[Page and application data records]
··········
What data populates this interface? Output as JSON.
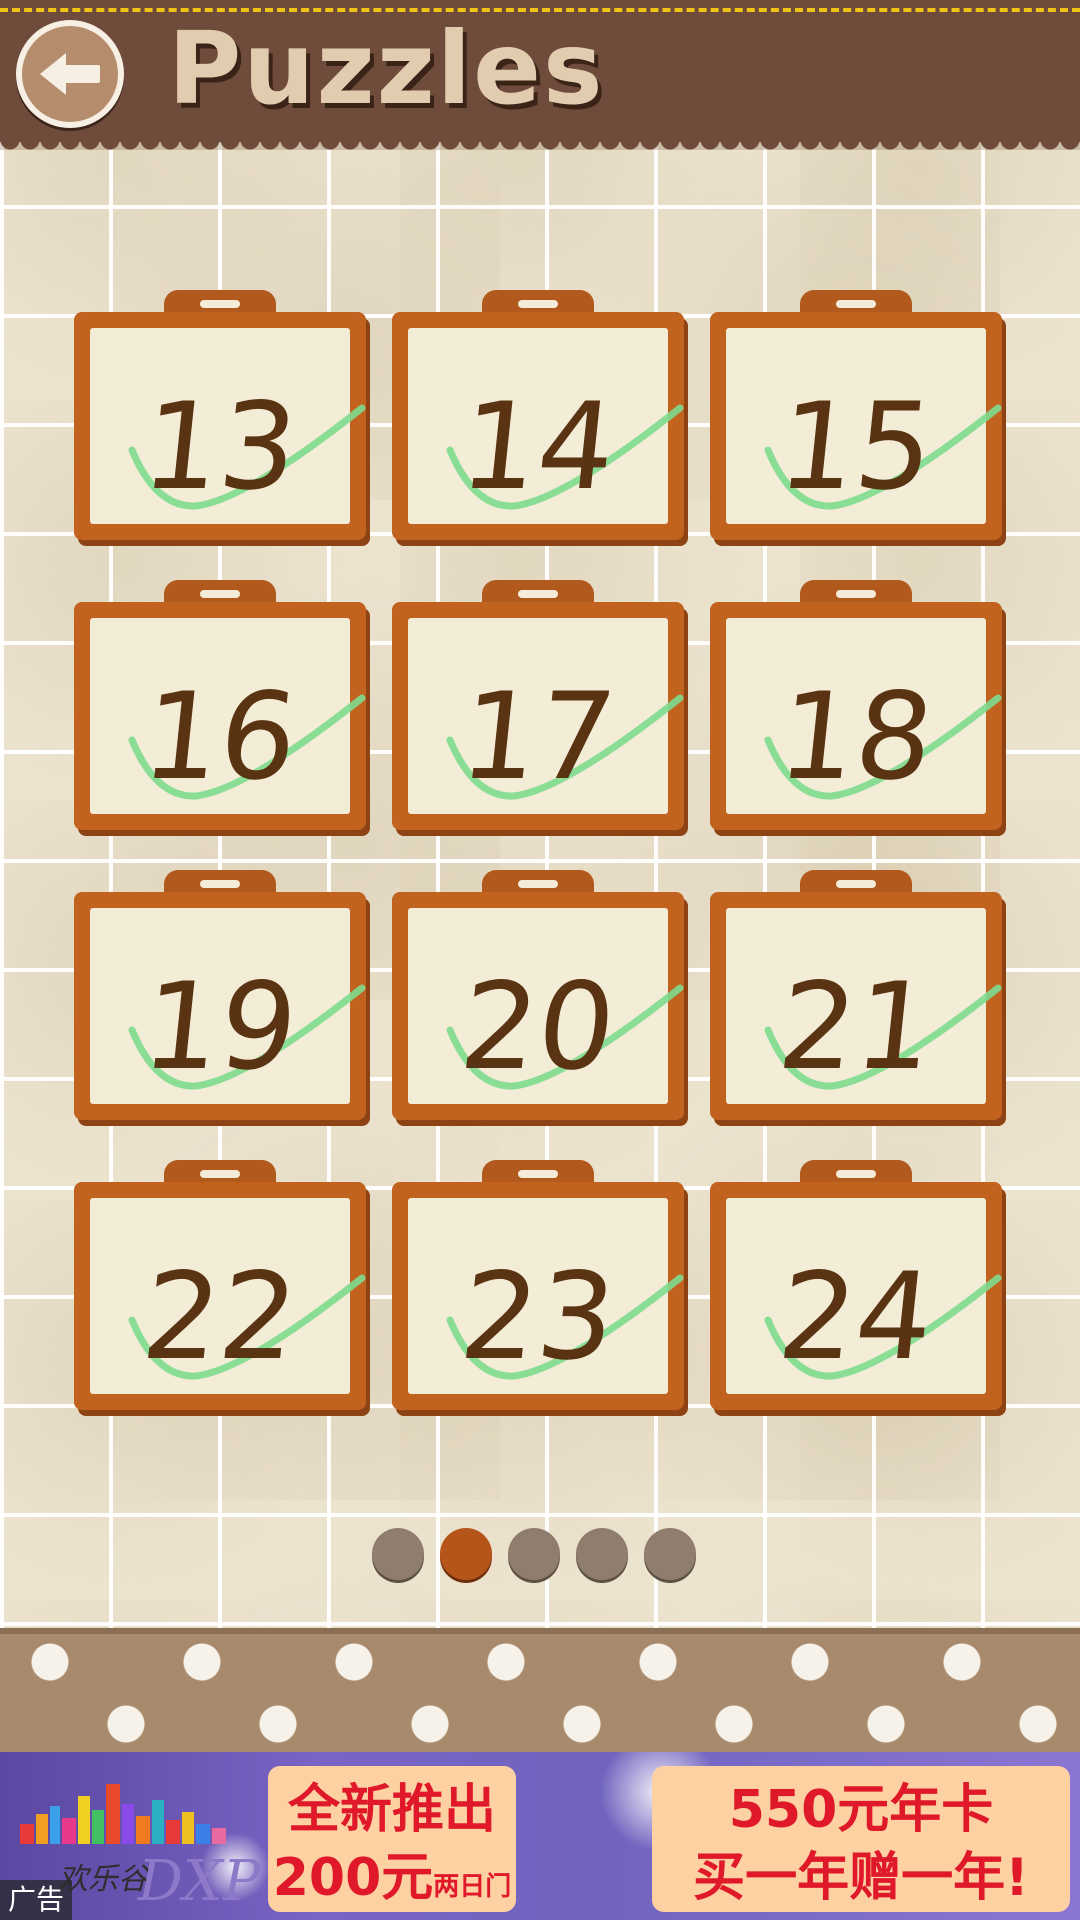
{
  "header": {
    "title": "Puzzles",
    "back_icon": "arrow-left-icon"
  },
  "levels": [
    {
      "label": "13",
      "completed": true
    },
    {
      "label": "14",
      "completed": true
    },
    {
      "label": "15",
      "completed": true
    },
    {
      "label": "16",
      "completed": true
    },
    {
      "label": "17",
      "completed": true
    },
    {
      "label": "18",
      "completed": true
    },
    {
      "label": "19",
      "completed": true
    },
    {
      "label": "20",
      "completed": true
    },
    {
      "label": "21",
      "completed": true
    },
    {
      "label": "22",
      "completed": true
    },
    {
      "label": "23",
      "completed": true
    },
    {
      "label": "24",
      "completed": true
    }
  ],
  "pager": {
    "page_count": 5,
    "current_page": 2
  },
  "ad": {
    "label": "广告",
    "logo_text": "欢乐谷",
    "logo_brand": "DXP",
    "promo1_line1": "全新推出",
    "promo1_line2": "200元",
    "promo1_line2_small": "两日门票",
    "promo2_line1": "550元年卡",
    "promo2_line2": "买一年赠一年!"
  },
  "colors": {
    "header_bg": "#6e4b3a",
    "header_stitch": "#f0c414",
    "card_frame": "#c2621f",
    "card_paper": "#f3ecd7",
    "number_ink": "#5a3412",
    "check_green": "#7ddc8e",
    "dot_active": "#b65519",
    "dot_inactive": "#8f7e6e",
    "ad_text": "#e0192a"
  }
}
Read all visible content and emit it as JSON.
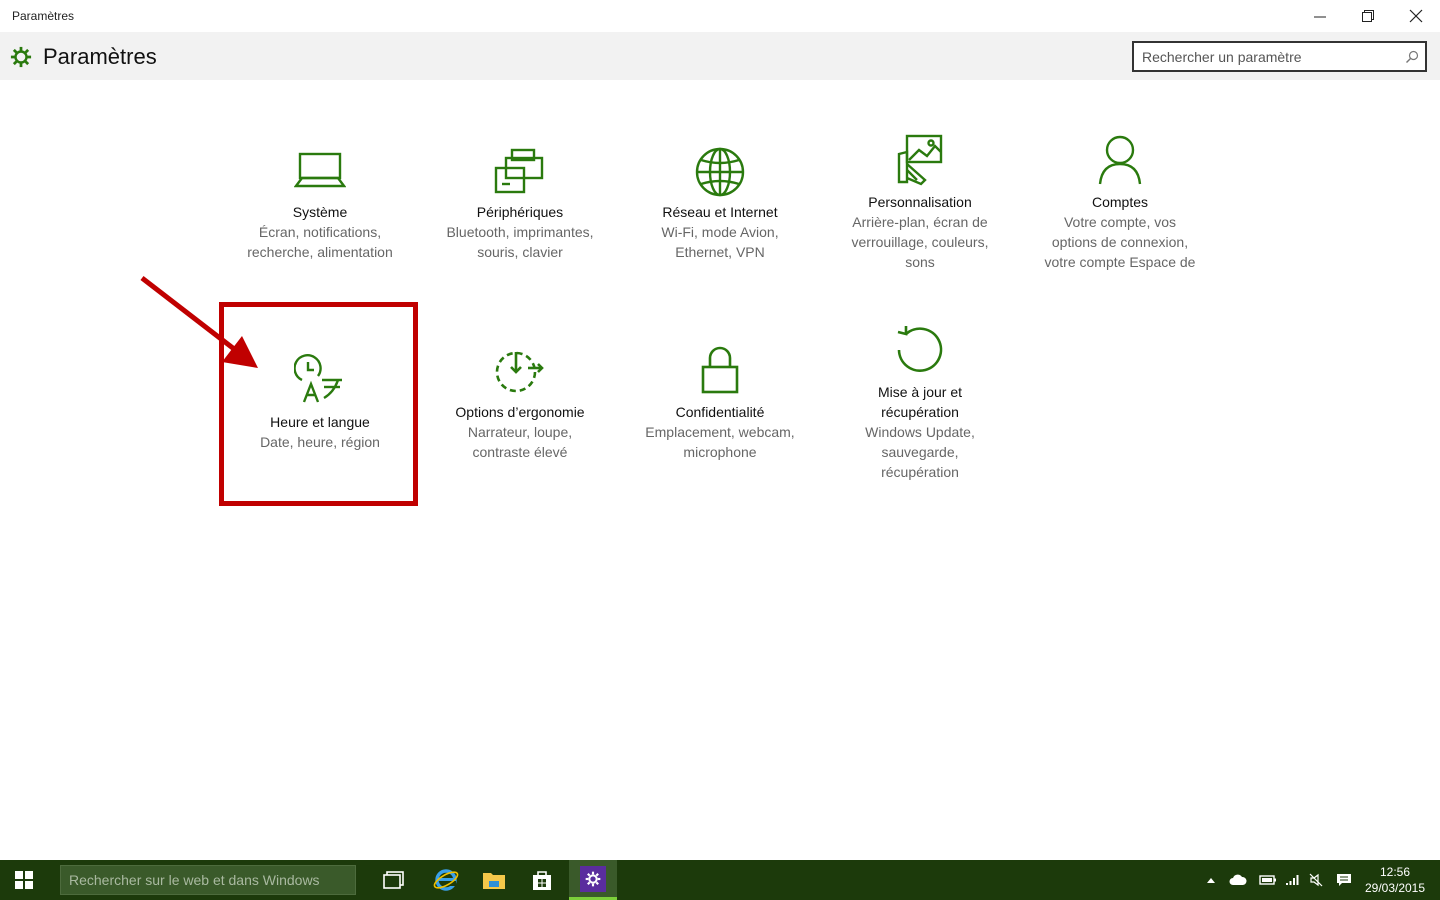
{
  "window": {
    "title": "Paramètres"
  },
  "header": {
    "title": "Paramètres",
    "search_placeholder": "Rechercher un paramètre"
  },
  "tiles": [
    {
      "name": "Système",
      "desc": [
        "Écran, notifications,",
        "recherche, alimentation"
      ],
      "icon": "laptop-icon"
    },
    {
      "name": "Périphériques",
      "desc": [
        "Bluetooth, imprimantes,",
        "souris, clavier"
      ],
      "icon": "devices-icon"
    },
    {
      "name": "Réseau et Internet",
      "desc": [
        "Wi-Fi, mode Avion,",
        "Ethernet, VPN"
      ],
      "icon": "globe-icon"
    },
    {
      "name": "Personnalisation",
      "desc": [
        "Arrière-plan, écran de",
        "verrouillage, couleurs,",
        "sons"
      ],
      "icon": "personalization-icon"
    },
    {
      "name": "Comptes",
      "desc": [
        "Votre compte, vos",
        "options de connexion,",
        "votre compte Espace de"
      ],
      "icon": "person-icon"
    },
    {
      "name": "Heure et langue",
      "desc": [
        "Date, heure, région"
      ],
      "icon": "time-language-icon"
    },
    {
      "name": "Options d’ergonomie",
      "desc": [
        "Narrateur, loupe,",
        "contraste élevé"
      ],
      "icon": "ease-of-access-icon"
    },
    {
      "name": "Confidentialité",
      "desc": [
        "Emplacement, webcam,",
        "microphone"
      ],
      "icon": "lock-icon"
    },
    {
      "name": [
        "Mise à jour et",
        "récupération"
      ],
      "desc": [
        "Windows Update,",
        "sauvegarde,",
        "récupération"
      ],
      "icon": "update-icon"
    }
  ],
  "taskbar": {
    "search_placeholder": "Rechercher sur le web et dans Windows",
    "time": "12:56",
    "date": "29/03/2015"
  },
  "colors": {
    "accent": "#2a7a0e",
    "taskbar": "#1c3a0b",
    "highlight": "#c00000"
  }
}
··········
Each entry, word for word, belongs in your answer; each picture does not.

What data populates this interface? Output as JSON.
{
  "header": {
    "title": "Puzzles",
    "back_icon": "arrow-left-icon"
  },
  "levels": [
    {
      "label": "13",
      "completed": true
    },
    {
      "label": "14",
      "completed": true
    },
    {
      "label": "15",
      "completed": true
    },
    {
      "label": "16",
      "completed": true
    },
    {
      "label": "17",
      "completed": true
    },
    {
      "label": "18",
      "completed": true
    },
    {
      "label": "19",
      "completed": true
    },
    {
      "label": "20",
      "completed": true
    },
    {
      "label": "21",
      "completed": true
    },
    {
      "label": "22",
      "completed": true
    },
    {
      "label": "23",
      "completed": true
    },
    {
      "label": "24",
      "completed": true
    }
  ],
  "pager": {
    "page_count": 5,
    "current_page": 2
  },
  "ad": {
    "label": "广告",
    "logo_text": "欢乐谷",
    "logo_brand": "DXP",
    "promo1_line1": "全新推出",
    "promo1_line2": "200元",
    "promo1_line2_small": "两日门票",
    "promo2_line1": "550元年卡",
    "promo2_line2": "买一年赠一年!"
  },
  "colors": {
    "header_bg": "#6e4b3a",
    "header_stitch": "#f0c414",
    "card_frame": "#c2621f",
    "card_paper": "#f3ecd7",
    "number_ink": "#5a3412",
    "check_green": "#7ddc8e",
    "dot_active": "#b65519",
    "dot_inactive": "#8f7e6e",
    "ad_text": "#e0192a"
  }
}
Read all visible content and emit it as JSON.
{
  "window": {
    "title": "Paramètres"
  },
  "header": {
    "title": "Paramètres",
    "search_placeholder": "Rechercher un paramètre"
  },
  "tiles": [
    {
      "name": "Système",
      "desc": [
        "Écran, notifications,",
        "recherche, alimentation"
      ],
      "icon": "laptop-icon"
    },
    {
      "name": "Périphériques",
      "desc": [
        "Bluetooth, imprimantes,",
        "souris, clavier"
      ],
      "icon": "devices-icon"
    },
    {
      "name": "Réseau et Internet",
      "desc": [
        "Wi-Fi, mode Avion,",
        "Ethernet, VPN"
      ],
      "icon": "globe-icon"
    },
    {
      "name": "Personnalisation",
      "desc": [
        "Arrière-plan, écran de",
        "verrouillage, couleurs,",
        "sons"
      ],
      "icon": "personalization-icon"
    },
    {
      "name": "Comptes",
      "desc": [
        "Votre compte, vos",
        "options de connexion,",
        "votre compte Espace de"
      ],
      "icon": "person-icon"
    },
    {
      "name": "Heure et langue",
      "desc": [
        "Date, heure, région"
      ],
      "icon": "time-language-icon"
    },
    {
      "name": "Options d’ergonomie",
      "desc": [
        "Narrateur, loupe,",
        "contraste élevé"
      ],
      "icon": "ease-of-access-icon"
    },
    {
      "name": "Confidentialité",
      "desc": [
        "Emplacement, webcam,",
        "microphone"
      ],
      "icon": "lock-icon"
    },
    {
      "name": [
        "Mise à jour et",
        "récupération"
      ],
      "desc": [
        "Windows Update,",
        "sauvegarde,",
        "récupération"
      ],
      "icon": "update-icon"
    }
  ],
  "taskbar": {
    "search_placeholder": "Rechercher sur le web et dans Windows",
    "time": "12:56",
    "date": "29/03/2015"
  },
  "colors": {
    "accent": "#2a7a0e",
    "taskbar": "#1c3a0b",
    "highlight": "#c00000"
  }
}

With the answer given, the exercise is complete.